Cheese maker Jacques Murith leans over a glowing vat of whey as he prepares serac, a soft, ricotta-like cheese.
For five generations his family has worked in this picturesque corner of Switzerland to also produce another, more famous dairy product - Gruyere. The firm and slightly nutty-flavoured cheese is both tricky and time-consuming to make, and from mid-May to mid-October the Muriths devote almost all their time to the process.
Cow’s milk is turned into Gruyere through a delicate process, during which cultures and enzymes are added to huge vats of milk, which is heated, stirred, moulded and matured.
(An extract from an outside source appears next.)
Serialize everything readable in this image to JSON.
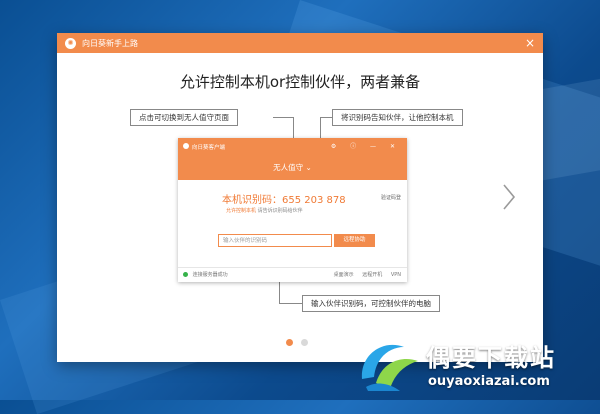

All sorts of factors can affect the final product, from the temperature of the milk in the morning to the weather outdoors.